A decade in the making, Winter Haven Corp. and the city of Lake Wales have agreed on a development plan that could ultimately attract businesses and restaurants to the small southeastern Polk County city, and double its population.
“It’s the last asset owned by the Winter Haven Corp., and this plan will protect floodplains and wetlands. What’s developable, we want to make sure it’s done right. It has a lot of potential,” said Peterson & Myer’s Bart Allen, attorney for the landholder and CFDC Board Chair.
Winter Haven Corp. has owned the 1,841 acres — located west of U.S. 27, south of Thompson Nursery Road and north of Mountain Lake Cutoff Road — for more than 25 years. It’s the last piece of land from holdings that originally stretched from Cypress Gardens to Mountain Lake Cutoff Road.
“We took a holistic look at the property, which had been agricultural for decades,” Allen said. “We evaluated existing conditions to identify wetlands so we can use the best land management practices. Then we found the best areas for development and figured out how those can be connected. The landholder didn’t want to max out usage to the greatest extent possible. We worked around the natural characteristics of the land and brought forth a plan that’s good for the property owner and good for the city.”
Lake Wales annexed the land into the city decades ago and provided sewer and water lines as part of an expansion to include Eagle Ridge Mall and Lake Ashton. But the land, zoned for residential, wasn’t ready for development. Working together, the city, Allen, Winter Haven Corp. and Diane Chadwick, a planner for Stantec in Tampa that the law firm hired, created several new land-use classifications that were added to the city’s comp plan, Allen said. The land now includes retail, commercial and other designations.

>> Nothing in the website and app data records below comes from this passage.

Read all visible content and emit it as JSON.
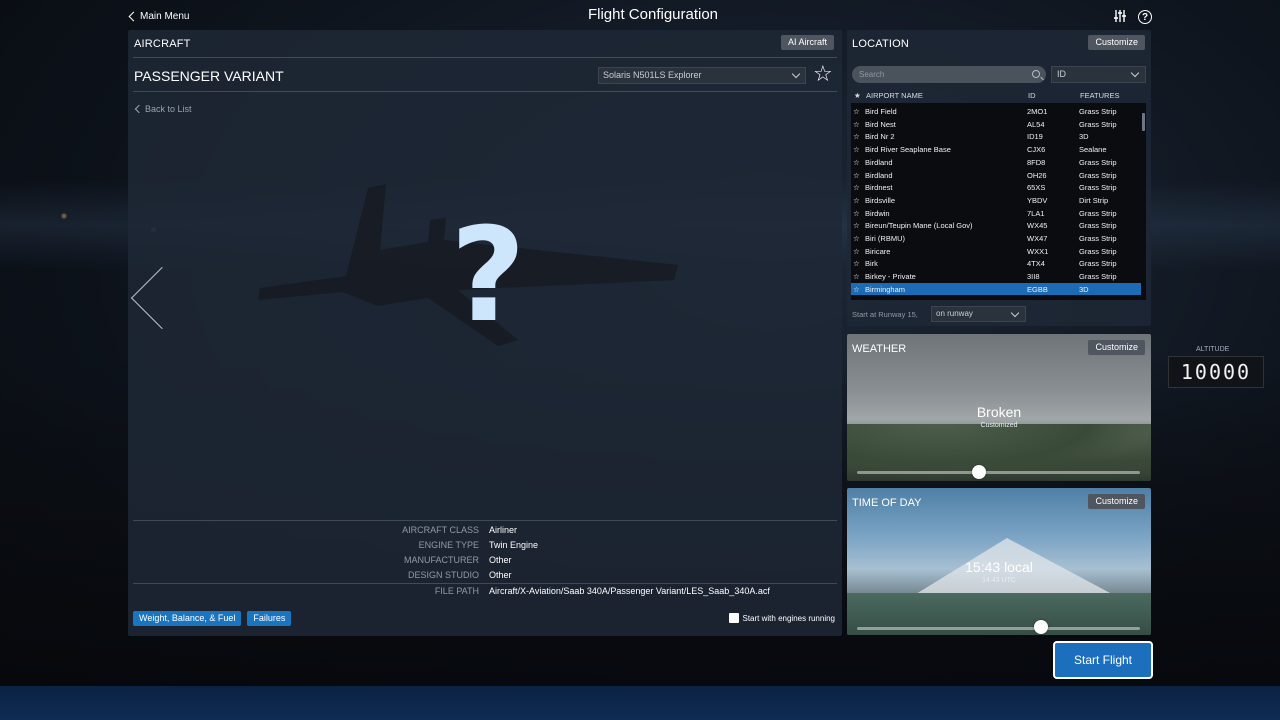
{
  "top_bar": {
    "main_menu": "Main Menu",
    "title": "Flight Configuration",
    "icons": [
      "sliders-icon",
      "help-icon"
    ]
  },
  "aircraft": {
    "section_title": "AIRCRAFT",
    "ai_button": "AI Aircraft",
    "variant_name": "PASSENGER VARIANT",
    "livery": "Solaris N501LS Explorer",
    "back_to_list": "Back to List",
    "placeholder_glyph": "?",
    "info": [
      {
        "label": "AIRCRAFT CLASS",
        "value": "Airliner"
      },
      {
        "label": "ENGINE TYPE",
        "value": "Twin Engine"
      },
      {
        "label": "MANUFACTURER",
        "value": "Other"
      },
      {
        "label": "DESIGN STUDIO",
        "value": "Other"
      },
      {
        "label": "FILE PATH",
        "value": "Aircraft/X-Aviation/Saab 340A/Passenger Variant/LES_Saab_340A.acf"
      }
    ],
    "weight_button": "Weight, Balance, & Fuel",
    "failures_button": "Failures",
    "engines_running_label": "Start with engines running",
    "engines_running_checked": false
  },
  "location": {
    "section_title": "LOCATION",
    "customize": "Customize",
    "search_placeholder": "Search",
    "sort_by": "ID",
    "columns": {
      "star": "★",
      "name": "AIRPORT NAME",
      "id": "ID",
      "features": "FEATURES"
    },
    "airports": [
      {
        "name": "Bird Field",
        "id": "2MO1",
        "features": "Grass Strip",
        "selected": false
      },
      {
        "name": "Bird Nest",
        "id": "AL54",
        "features": "Grass Strip",
        "selected": false
      },
      {
        "name": "Bird Nr 2",
        "id": "ID19",
        "features": "3D",
        "selected": false
      },
      {
        "name": "Bird River Seaplane Base",
        "id": "CJX6",
        "features": "Sealane",
        "selected": false
      },
      {
        "name": "Birdland",
        "id": "8FD8",
        "features": "Grass Strip",
        "selected": false
      },
      {
        "name": "Birdland",
        "id": "OH26",
        "features": "Grass Strip",
        "selected": false
      },
      {
        "name": "Birdnest",
        "id": "65XS",
        "features": "Grass Strip",
        "selected": false
      },
      {
        "name": "Birdsville",
        "id": "YBDV",
        "features": "Dirt Strip",
        "selected": false
      },
      {
        "name": "Birdwin",
        "id": "7LA1",
        "features": "Grass Strip",
        "selected": false
      },
      {
        "name": "Bireun/Teupin Mane (Local Gov)",
        "id": "WX45",
        "features": "Grass Strip",
        "selected": false
      },
      {
        "name": "Biri (RBMU)",
        "id": "WX47",
        "features": "Grass Strip",
        "selected": false
      },
      {
        "name": "Biricare",
        "id": "WXX1",
        "features": "Grass Strip",
        "selected": false
      },
      {
        "name": "Birk",
        "id": "4TX4",
        "features": "Grass Strip",
        "selected": false
      },
      {
        "name": "Birkey - Private",
        "id": "3II8",
        "features": "Grass Strip",
        "selected": false
      },
      {
        "name": "Birmingham",
        "id": "EGBB",
        "features": "3D",
        "selected": true
      }
    ],
    "start_label": "Start at Runway 15,",
    "start_mode": "on runway"
  },
  "weather": {
    "section_title": "WEATHER",
    "customize": "Customize",
    "condition": "Broken",
    "note": "Customized",
    "slider_fraction": 0.43
  },
  "time_of_day": {
    "section_title": "TIME OF DAY",
    "customize": "Customize",
    "local_time": "15:43 local",
    "utc_time": "14:43 UTC",
    "slider_fraction": 0.65
  },
  "start_flight": "Start Flight",
  "cockpit_altitude_readout": "10000",
  "cockpit_altitude_label": "ALTITUDE",
  "colors": {
    "accent_blue": "#1b6fbd",
    "selection_blue": "#1b6bb5",
    "panel_bg": "#1e2836"
  }
}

Now, those involved will begin to find a developer who has the same vision to make the plan a reality. “Eighteen-hundred acres is a lot of land. It’s market driven how quickly it develops and which parts develop first.”
Winter Haven Corp. “feels like it’s been an extremely collaborative effort with the city of Lake Wales,” Allen said. “It was a thoughtful process, and that’s why it has taken as long as it has. A lot of people might be saying, ‘Oh, it’s 6,100 homes.’ But they started this 10 years ago. This isn’t something we pulled out of the hat in 2021.”
Lake Wales City Manager James Slaton welcomes the project. “We certainly view the growth as a good thing,” he said. “The influx of new residents will expand the customer bases of our local businesses and it will increase the city’s tax base, allowing us to invest in the community through higher levels of municipal services and enhanced amenities. We also believe the development will attract new restaurants, commercial and retail businesses to Lake Wales.”
Mark Bennett, Development Services director of Lake Wales, said the number of new homes could double the city’s current population of 17,000. “Using a persons-per-unit figure of 2.5, this could result in an expected population increase of 15,250 persons at buildout.”
That could help attract more restaurants, he said. “A common statement frequently heard is that the city needs more restaurants. Having more residents in the city will help create a customer base.”
Bennett said those familiar with land development know growth is moving south along U.S. 27. “This growth will occur one way or the other. It is better that the city retain control of this new growth by having it occur in the city so that it can develop to our standards.”
Opportunity for the Community
When the landholder presented its Winter Haven Corporation Master Development Plan to the city for approval at the Aug. 17, 2021, City Council meeting, city staff provided the following analysis:
“Approval of the Master Development Plan would enable the development of this property and the potential increase in property value. Specifically, estimating a conservative median taxable value of $100,000 per unit, it could potentially result in over $610 million in taxable value, and generate $4 million in ad valorem taxes. This does not include potential revenue generated for non-residential uses.” Adjusted values for potential homesteaded properties were not factored into the estimate.
“This is a good thing because it provides additional funds to maintain and improve our level of service to our residents,” Bennett said. “Our Capital Improvements Program (CIP) already identifies an aggressive list of needed improvements over the next five years. Obtaining additional funding provides the city with the opportunity to perhaps advance the proposed projects in the CIP, plus implement new projects.”
Lake Wales has already identified $4 million in public facility needs, and additional property tax revenue would help the city move forward with those projects.
The city works closely with the Lake Wales Chamber of Commerce/Economic Development Council on economic development issues, Bennett said. “A project of the size of Winter Haven Corp. has the potential to bring new businesses to the city to provide the services necessary to support the additional population.”
Through it all, the city will work to retain the small-town charm it’s known for, Bennett said,
“We will continue to emphasize the revitalization and redevelopment of both our downtown and our northwest neighborhood as outlined in the Lake Wales Connected Plan,” he said. “Additionally, the new growth and development activity that is expected to occur is on the fringe of the city, as opposed to in existing developed areas. Ultimately, the Lake Wales of the future will retain its small-town charm by having revitalized neighborhoods/downtown (that will also benefit from a greater population base), while receiving the benefits of growth.”